How did the Israelites maintain Shalom Bayit (peace in the home) as they wandered the desert for 40 years? I lose my patience after my husband got us lost for 40 minutes. Like the Israelites, my family has been nomadic for the past three weeks, and it has taken its toll on our Shalom Bayis.
Shalom Bayit has come to symbolically mean marital harmony, but with us the challenge to ours has actually come from the literal lack of a place to call home. At least the Israelites had tents they could call their own — we, on the other hand, have slept in one disappointing hotel after another.
Edinburgh, Scotland: B&B confirmed there would be a queen bed, a crib, and no stairs. We had two suitcases equaling 50 kilos, two carry-on bags, and a stroller. Stairs were not an option. We arrived to find a double bed, no crib, and three flights of stairs. My ingenious husband improvised a crib out of our suitcase to give us a few hours of sleep without our son taking over the entire bed!
South of France: Not sure where to begin with this one. We arrived late at night, so Alex had booked us a motel near the airport to rest our keppies for a few hours. Unfortunately, even though the motel was less than 100 meters away from the airport, it took us over an hour to find it. By the time we finally crawled into bed we were too tired to realize it was made of thistles. Next, the B&B we had planned on luxuriating in for a week was a bust. Not kid friendly and definitely not close to anything as the website falsely claimed. We left after the first night and went to Cahors where we found a dumpy hotel that worked just fine. If Aiven made a mess, who cared? It was a shithole to begin with. After two nights we went to Carcassonne where the hotel there looked great, but the elevator was out of service. So we left without checking in and plowed on to Narbonne. The hotel room there was 60 square feet or so, but the bathroom mirror made me look slim so all was forgiven. We left after 12 hours to catch a train to Barcelona a day early.
Barcelona, Spain: Day one we stayed at a five star hotel because the hotel we had a reservation for could not take us a day early. It was wonderful, which made it all the more painful to leave. Days 2-4 we stayed at a crap hotel that smelled of disinfectant. The walls were paper thin and our neighbors were a stereotypical Italian family whose four generations screamed in a perfect chord. I lay down on the bed and cried for 30 minutes as soon as I entered the room. It gave me a backache.
Well, the hotel in Seville was one of the coolest hotels I have ever stayed at. It was indeed in the Jewish quarter of old Seville, but there was nothing creepy about it. They had very tastefully renovated a handful of mansions and linked them together to create a one-of-a-kind hotel. There was a collection of beautiful garden patios, a luscious breakfast buffet, a rooftop pool, and a spa. But not just any spa — one that was designed to look like an ancient Roman bath! Alex had planned our stay so that I could have a spa day to myself, but when I saw how wonderful it was I wanted to share it with him. I bounded back upstairs and exclaimed, “We have to get a babysitter!” We ran over to the front desk, and the extremely helpful receptionist found us a babysitter on staff whom we could instantly see was excellent with Aiven. Alex and I had an impromptu date — alone — for the first time in almost three weeks. It was as rejuvenating as the spa, and we booked the babysitter for the next night as well so we could catch a flamenco show.

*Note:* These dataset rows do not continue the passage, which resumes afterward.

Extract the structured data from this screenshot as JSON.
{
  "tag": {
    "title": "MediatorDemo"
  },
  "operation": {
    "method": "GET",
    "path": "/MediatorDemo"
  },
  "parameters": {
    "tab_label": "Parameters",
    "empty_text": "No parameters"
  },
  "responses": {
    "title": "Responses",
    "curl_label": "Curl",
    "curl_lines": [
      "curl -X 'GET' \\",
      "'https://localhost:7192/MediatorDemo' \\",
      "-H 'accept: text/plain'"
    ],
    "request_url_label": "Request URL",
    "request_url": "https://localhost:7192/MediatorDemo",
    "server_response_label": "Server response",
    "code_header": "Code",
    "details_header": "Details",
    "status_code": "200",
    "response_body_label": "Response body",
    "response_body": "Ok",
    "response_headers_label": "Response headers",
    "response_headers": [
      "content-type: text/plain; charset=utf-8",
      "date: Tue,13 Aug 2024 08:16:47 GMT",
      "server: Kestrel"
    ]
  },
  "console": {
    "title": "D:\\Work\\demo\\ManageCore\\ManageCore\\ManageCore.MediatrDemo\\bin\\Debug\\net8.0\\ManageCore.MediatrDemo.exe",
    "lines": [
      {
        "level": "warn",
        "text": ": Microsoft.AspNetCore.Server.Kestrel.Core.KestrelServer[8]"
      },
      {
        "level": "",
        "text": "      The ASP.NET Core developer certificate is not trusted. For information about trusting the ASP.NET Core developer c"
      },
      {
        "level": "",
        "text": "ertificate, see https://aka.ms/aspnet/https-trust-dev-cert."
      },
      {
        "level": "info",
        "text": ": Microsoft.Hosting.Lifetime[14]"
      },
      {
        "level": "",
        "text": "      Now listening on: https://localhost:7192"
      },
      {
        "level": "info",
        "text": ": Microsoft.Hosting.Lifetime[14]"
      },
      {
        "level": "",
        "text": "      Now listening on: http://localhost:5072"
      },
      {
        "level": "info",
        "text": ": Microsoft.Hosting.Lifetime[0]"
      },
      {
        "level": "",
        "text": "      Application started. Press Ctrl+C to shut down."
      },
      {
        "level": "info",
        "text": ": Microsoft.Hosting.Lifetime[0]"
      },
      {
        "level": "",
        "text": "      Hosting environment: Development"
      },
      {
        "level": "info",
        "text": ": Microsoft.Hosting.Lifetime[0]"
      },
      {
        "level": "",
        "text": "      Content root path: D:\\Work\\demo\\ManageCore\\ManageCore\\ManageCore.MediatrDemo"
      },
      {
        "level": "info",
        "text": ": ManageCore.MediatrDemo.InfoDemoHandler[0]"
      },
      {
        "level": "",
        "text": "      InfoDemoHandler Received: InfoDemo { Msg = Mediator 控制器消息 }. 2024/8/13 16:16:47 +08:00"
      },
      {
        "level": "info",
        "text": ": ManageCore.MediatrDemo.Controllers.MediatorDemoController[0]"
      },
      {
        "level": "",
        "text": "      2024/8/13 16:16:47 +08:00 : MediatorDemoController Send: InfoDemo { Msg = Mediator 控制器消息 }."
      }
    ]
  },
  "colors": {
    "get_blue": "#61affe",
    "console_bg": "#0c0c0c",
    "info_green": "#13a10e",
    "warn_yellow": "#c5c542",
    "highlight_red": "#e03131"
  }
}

As I write this from my hotel room in Madrid (which is nothing to write home about but does not have any obvious flaws), I cannot overstate how important it was for us to get our groove back in Seville. It is fitting that we found our Shalom Bayit in the Juderia. Two dates with my husband, a comfortable bed, and good food did wonders for my sanity and our relationship. We discovered that Shalom Bayit is indeed possible on the road, but it is still no substitute for it in the home.